After the departure of the royals a huge party took place on the lawns at Kew Gardens and 1,000 children were entertained to tea in a marquee on Kew Green, an event hosted by Cuthbert Brereton.
Kew Bridge in art
A drawing made in 1759 by Paul Sandby, showing the first Kew Bridge built in 1758–1759 by John Barnard, and Old Kew Bridge, London by James Webb, an oil painting dating from 1876 to 1885, are held at the Museum of London.
Myles Birket Foster (1825–1899) painted Kew Bridge from Strand on the Green.
Landscapist Lewis Pinhorn Wood (1848–1918), who lived in Chiswick between 1897 and 1908, painted Arrival of a Steamer at the Old Kew Bridge, portraying passengers embarking from the river transport service at Kew Pier in front of the second bridge.
Hounslow Local Studies Library has Kew Bridge by James Isaiah Lewis, painted in about 1900.
- Cherry, Bridget and Pevsner, Nikolaus (1983). The Buildings of England – London 2: South. London: Penguin Books. p. 715. ISBN 0 14 0710 47 7.

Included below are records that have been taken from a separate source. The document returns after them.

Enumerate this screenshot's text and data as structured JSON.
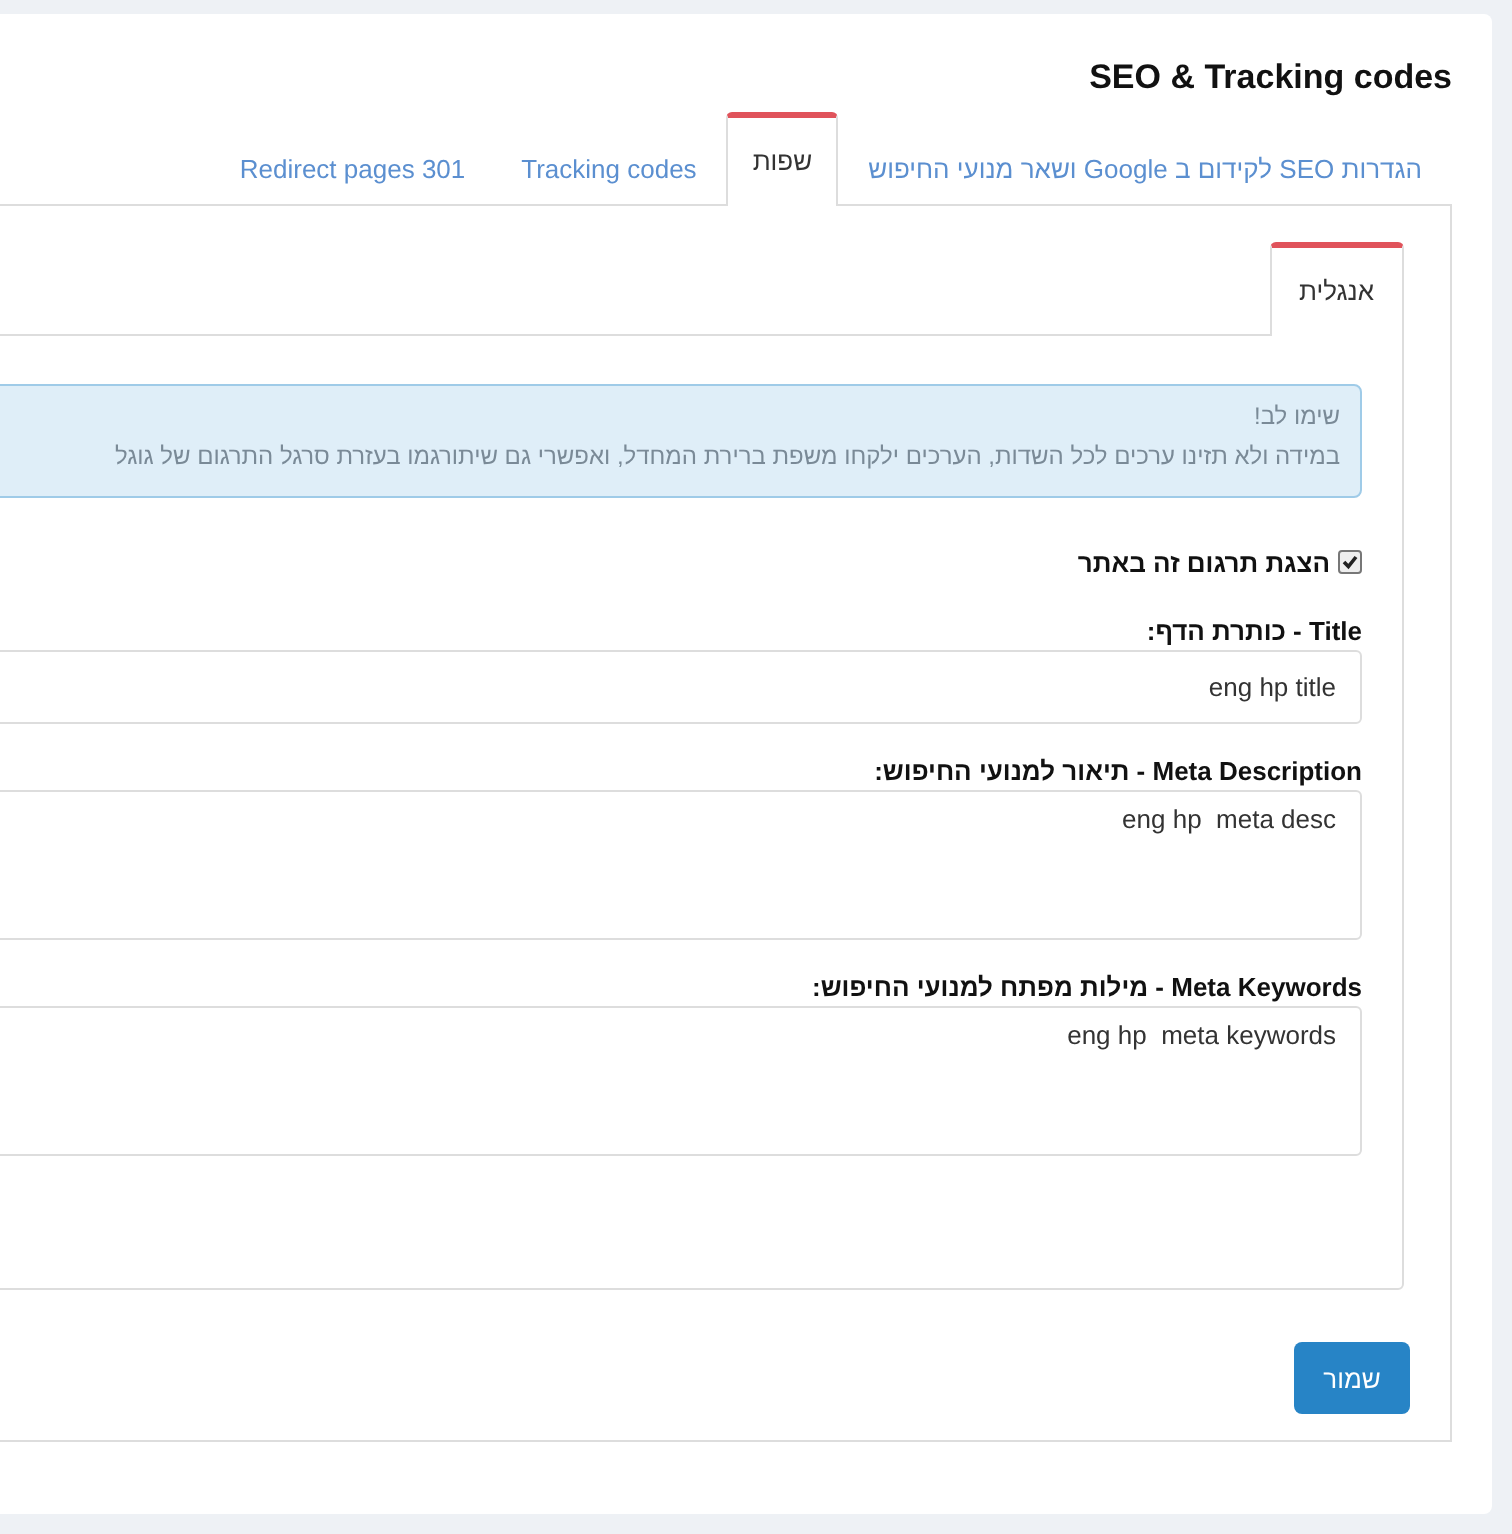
{
  "title": "SEO & Tracking codes",
  "tabs": [
    {
      "label": "הגדרות SEO לקידום ב Google ושאר מנועי החיפוש",
      "selected": false
    },
    {
      "label": "שפות",
      "selected": true
    },
    {
      "label": "Tracking codes",
      "selected": false
    },
    {
      "label": "Redirect pages 301",
      "selected": false
    }
  ],
  "language_tabs": [
    {
      "label": "אנגלית",
      "selected": true
    }
  ],
  "alert": {
    "heading": "שימו לב!",
    "text": "במידה ולא תזינו ערכים לכל השדות, הערכים ילקחו משפת ברירת המחדל, ואפשרי גם שיתורגמו בעזרת סרגל התרגום של גוגל"
  },
  "show_translation": {
    "label": "הצגת תרגום זה באתר",
    "checked": true
  },
  "fields": [
    {
      "kind": "input",
      "label": "Title - כותרת הדף:",
      "value": "eng hp title"
    },
    {
      "kind": "textarea",
      "label": "Meta Description - תיאור למנועי החיפוש:",
      "value": "eng hp  meta desc"
    },
    {
      "kind": "textarea",
      "label": "Meta Keywords - מילות מפתח למנועי החיפוש:",
      "value": "eng hp  meta keywords"
    }
  ],
  "save_button": "שמור"
}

- "Kew Bridge". National Heritage List for England. English Heritage. Retrieved 28 November 2013.
- English Heritage. "Details from listed building database (205474)". Images of England. accessed 27 November 2008
- "Watercolour:Kew Bridge". Museum of London. Retrieved 20 January 2015.
- "Old Kew Bridge, London by James Webb". Your Paintings: Uncovering the nation's art collection. BBC. Retrieved 9 November 2012.
- "Kew Bridge and Strand-on-the-Green by Smyth Watson (attributed to)". Your Paintings: Uncovering the nation's art collection. BBC. Retrieved 3 April 2013.
- "Strand-on-the-Green and Kew Bridge by unknown artist". Your Paintings: Uncovering the nation's art collection. BBC. Retrieved 3 April 2013.
- "Kew Bridge by James Isaiah Lewis". Your Paintings: Uncovering the nation's art collection. BBC. Retrieved 18 October 2013.
- London Museum of Water & Steam
- Panoramic view from bridge
- Kew Bridge (Tour UK)
- Kew Bridge – illustrated history (Paul Lewis)